However, I didn’t open up a new post in what seems like forever just to let you three know I’m doing as well as can be. I saw a tweet by a book author that mentioned the extensive limitations put out by book bloggers regarding review requests from self-published authors. Now, not being a book blogger myself – technically I sort of blog and sometimes mention books, I don’t solicit books for review here at Dragon Ashes because honestly, authors probably want more than three sets of eyeballs to see those reviews – I don’t really have a stake in this discussion but I’m human and we all have our opinions so I’m going to share mine.
First, and foremost, any book blogger has the right to put up any limits they feel like imposing. That is just a given. However, I do have opinions on the subject and now I’m going to subject you to them. Don’t you feel special?
The limitations I’ve heard of regarding self-published books are put in place because there are a hefty number of authors out there trying to get their book noticed without the aid of a big publisher’s advertising budget or influence. And many of those authors are excellent storytellers, many are horrid storytellers, many don’t feel the need of the extra expense of an independent editor or even beta readers, and many take the time and effort to have their books read, evaluated and criticized by someone other than their loving spouse/child/parent/best friend. Book bloggers get loads of solicitations from these authors and they put up these limits (books must have a certain number of reviews or purchases or whatever before even being considered) in an attempt to increase the quality of the solicitations, or to at least weed out the worst.
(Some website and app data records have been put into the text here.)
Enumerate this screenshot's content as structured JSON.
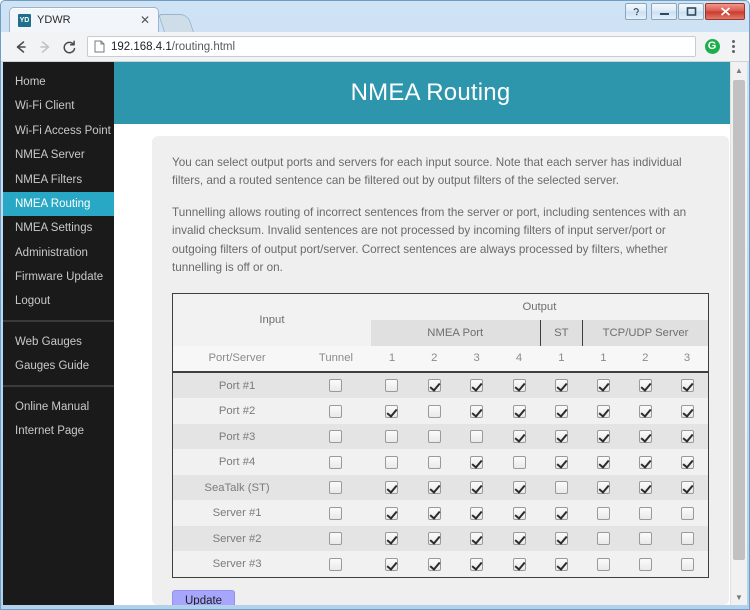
{
  "window": {
    "controls": {
      "help_label": "?",
      "minimize_label": "—",
      "maximize_label": "□",
      "close_label": "✕"
    }
  },
  "browser": {
    "tab": {
      "favicon_label": "YD",
      "title": "YDWR",
      "close_label": "✕"
    },
    "newtab_label": "",
    "toolbar": {
      "back_label": "←",
      "forward_label": "→",
      "reload_label": "C",
      "url_host": "192.168.4.1",
      "url_path": "/routing.html",
      "extension_label": "G",
      "menu_label": "⋮"
    }
  },
  "sidebar": {
    "groups": [
      {
        "items": [
          {
            "label": "Home",
            "active": false
          },
          {
            "label": "Wi-Fi Client",
            "active": false
          },
          {
            "label": "Wi-Fi Access Point",
            "active": false
          },
          {
            "label": "NMEA Server",
            "active": false
          },
          {
            "label": "NMEA Filters",
            "active": false
          },
          {
            "label": "NMEA Routing",
            "active": true
          },
          {
            "label": "NMEA Settings",
            "active": false
          },
          {
            "label": "Administration",
            "active": false
          },
          {
            "label": "Firmware Update",
            "active": false
          },
          {
            "label": "Logout",
            "active": false
          }
        ]
      },
      {
        "items": [
          {
            "label": "Web Gauges",
            "active": false
          },
          {
            "label": "Gauges Guide",
            "active": false
          }
        ]
      },
      {
        "items": [
          {
            "label": "Online Manual",
            "active": false
          },
          {
            "label": "Internet Page",
            "active": false
          }
        ]
      }
    ]
  },
  "main": {
    "title": "NMEA Routing",
    "paragraph1": "You can select output ports and servers for each input source. Note that each server has individual filters, and a routed sentence can be filtered out by output filters of the selected server.",
    "paragraph2": "Tunnelling allows routing of incorrect sentences from the server or port, including sentences with an invalid checksum. Invalid sentences are not processed by incoming filters of input server/port or outgoing filters of output port/server. Correct sentences are always processed by filters, whether tunnelling is off or on.",
    "update_label": "Update"
  },
  "table": {
    "header_input": "Input",
    "header_output": "Output",
    "group_nmea_port": "NMEA Port",
    "group_st": "ST",
    "group_tcp_udp": "TCP/UDP Server",
    "sub_port_server": "Port/Server",
    "sub_tunnel": "Tunnel",
    "sub_nmea": [
      "1",
      "2",
      "3",
      "4"
    ],
    "sub_st": [
      "1"
    ],
    "sub_tcp": [
      "1",
      "2",
      "3"
    ],
    "rows": [
      {
        "label": "Port #1",
        "tunnel": false,
        "nmea": [
          false,
          true,
          true,
          true
        ],
        "st": [
          true
        ],
        "tcp": [
          true,
          true,
          true
        ]
      },
      {
        "label": "Port #2",
        "tunnel": false,
        "nmea": [
          true,
          false,
          true,
          true
        ],
        "st": [
          true
        ],
        "tcp": [
          true,
          true,
          true
        ]
      },
      {
        "label": "Port #3",
        "tunnel": false,
        "nmea": [
          false,
          false,
          false,
          true
        ],
        "st": [
          true
        ],
        "tcp": [
          true,
          true,
          true
        ]
      },
      {
        "label": "Port #4",
        "tunnel": false,
        "nmea": [
          false,
          false,
          true,
          false
        ],
        "st": [
          true
        ],
        "tcp": [
          true,
          true,
          true
        ]
      },
      {
        "label": "SeaTalk (ST)",
        "tunnel": false,
        "nmea": [
          true,
          true,
          true,
          true
        ],
        "st": [
          false
        ],
        "tcp": [
          true,
          true,
          true
        ]
      },
      {
        "label": "Server #1",
        "tunnel": false,
        "nmea": [
          true,
          true,
          true,
          true
        ],
        "st": [
          true
        ],
        "tcp": [
          false,
          false,
          false
        ]
      },
      {
        "label": "Server #2",
        "tunnel": false,
        "nmea": [
          true,
          true,
          true,
          true
        ],
        "st": [
          true
        ],
        "tcp": [
          false,
          false,
          false
        ]
      },
      {
        "label": "Server #3",
        "tunnel": false,
        "nmea": [
          true,
          true,
          true,
          true
        ],
        "st": [
          true
        ],
        "tcp": [
          false,
          false,
          false
        ]
      }
    ]
  },
  "colors": {
    "accent": "#2d96ad",
    "sidebar_active": "#29a8c6",
    "sidebar_bg": "#1a1a1a",
    "button": "#a6a6fc"
  }
}
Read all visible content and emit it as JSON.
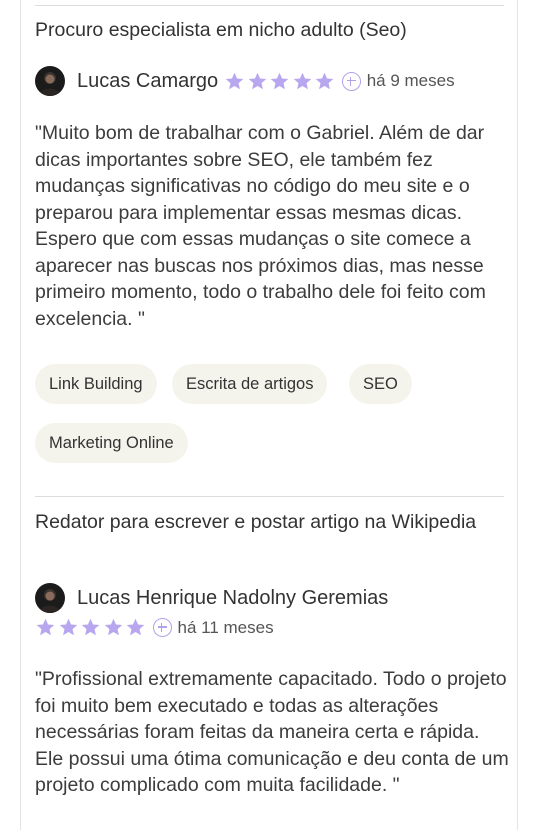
{
  "reviews": [
    {
      "title": "Procuro especialista em nicho adulto (Seo)",
      "reviewer": "Lucas Camargo",
      "rating": 5,
      "time": "há 9 meses",
      "text": "\"Muito bom de trabalhar com o Gabriel. Além de dar dicas importantes sobre SEO, ele também fez mudanças significativas no código do meu site e o preparou para implementar essas mesmas dicas. Espero que com essas mudanças o site comece a aparecer nas buscas nos próximos dias, mas nesse primeiro momento, todo o trabalho dele foi feito com excelencia. \"",
      "tags": [
        "Link Building",
        "Escrita de artigos",
        "SEO",
        "Marketing Online"
      ]
    },
    {
      "title": "Redator para escrever e postar artigo na Wikipedia",
      "reviewer": "Lucas Henrique Nadolny Geremias",
      "rating": 5,
      "time": "há 11 meses",
      "text": "\"Profissional extremamente capacitado. Todo o projeto foi muito bem executado e todas as alterações necessárias foram feitas da maneira certa e rápida. Ele possui uma ótima comunicação e deu conta de um projeto complicado com muita facilidade. \""
    }
  ],
  "icons": {
    "avatar": "avatar-photo",
    "star": "star-icon",
    "add": "plus-circle-icon"
  },
  "colors": {
    "star": "#b8a6ee",
    "tag_bg": "#f5f4ec",
    "divider": "#dcdcdc"
  }
}
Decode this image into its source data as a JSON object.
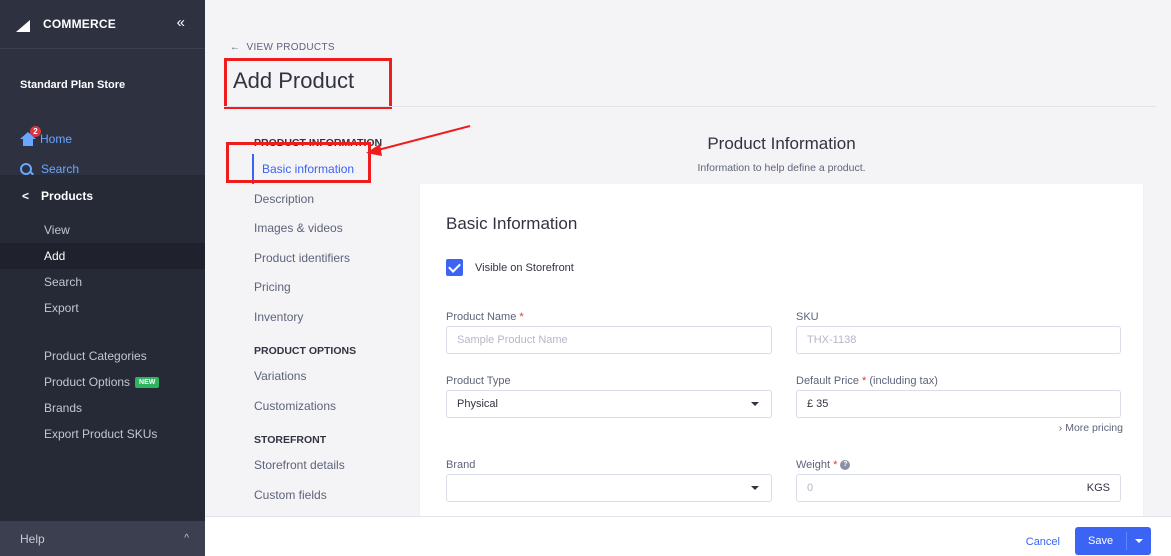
{
  "sidebar": {
    "logo": "COMMERCE",
    "logo_prefix": "BIG",
    "collapse_glyph": "«",
    "store_name": "Standard Plan Store",
    "home": {
      "label": "Home",
      "badge": "2"
    },
    "search": {
      "label": "Search"
    },
    "products": {
      "title": "Products",
      "items": [
        {
          "label": "View",
          "active": false
        },
        {
          "label": "Add",
          "active": true
        },
        {
          "label": "Search",
          "active": false
        },
        {
          "label": "Export",
          "active": false
        }
      ],
      "items2": [
        {
          "label": "Product Categories"
        },
        {
          "label": "Product Options",
          "badge": "NEW"
        },
        {
          "label": "Brands"
        },
        {
          "label": "Export Product SKUs"
        }
      ]
    },
    "help": "Help"
  },
  "main": {
    "back_link": "VIEW PRODUCTS",
    "page_title": "Add Product",
    "section_nav": {
      "product_information": {
        "header": "PRODUCT INFORMATION",
        "items": [
          "Basic information",
          "Description",
          "Images & videos",
          "Product identifiers",
          "Pricing",
          "Inventory"
        ]
      },
      "product_options": {
        "header": "PRODUCT OPTIONS",
        "items": [
          "Variations",
          "Customizations"
        ]
      },
      "storefront": {
        "header": "STOREFRONT",
        "items": [
          "Storefront details",
          "Custom fields"
        ]
      }
    },
    "info_title": "Product Information",
    "info_subtitle": "Information to help define a product.",
    "card": {
      "title": "Basic Information",
      "visible_label": "Visible on Storefront",
      "visible_checked": true,
      "product_name": {
        "label": "Product Name",
        "placeholder": "Sample Product Name",
        "required": "*"
      },
      "sku": {
        "label": "SKU",
        "placeholder": "THX-1138"
      },
      "product_type": {
        "label": "Product Type",
        "value": "Physical"
      },
      "default_price": {
        "label": "Default Price",
        "required": "*",
        "note": "(including tax)",
        "value": "£ 35"
      },
      "more_pricing": "More pricing",
      "brand": {
        "label": "Brand",
        "value": ""
      },
      "weight": {
        "label": "Weight",
        "required": "*",
        "placeholder": "0",
        "unit": "KGS"
      }
    }
  },
  "footer": {
    "cancel": "Cancel",
    "save": "Save"
  },
  "colors": {
    "accent": "#3c64f4",
    "annotation": "#ee1c1c",
    "sidebar": "#2d3140"
  }
}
In my opinion, however, the limits they put in place are not only arbitrary but self destructive. How can you be the first to discover the most excellent book of the year when you want 100 other people to discover it first?
I get it. I’ve seen books out there myself that aren’t worth the bits used to deliver them to my eyeballs. Some with horrible grammar, some with dialogue so stilted and dull the characters are likely to fall asleep mid-sentence, some with misspellings and missing words and others labeled as cute and cuddly and family friendly full of graphic sex and violence and still others labeled as erotica that are so odd as to confuse porn stars. But I think the limits in place by book bloggers that attempt to weed out the dreck also weed out the good stuff that hasn’t been discovered yet.
Of course, my opinion could be formed around misapprehensions about the actual limits used by book bloggers. By all means correct me if I am wrong.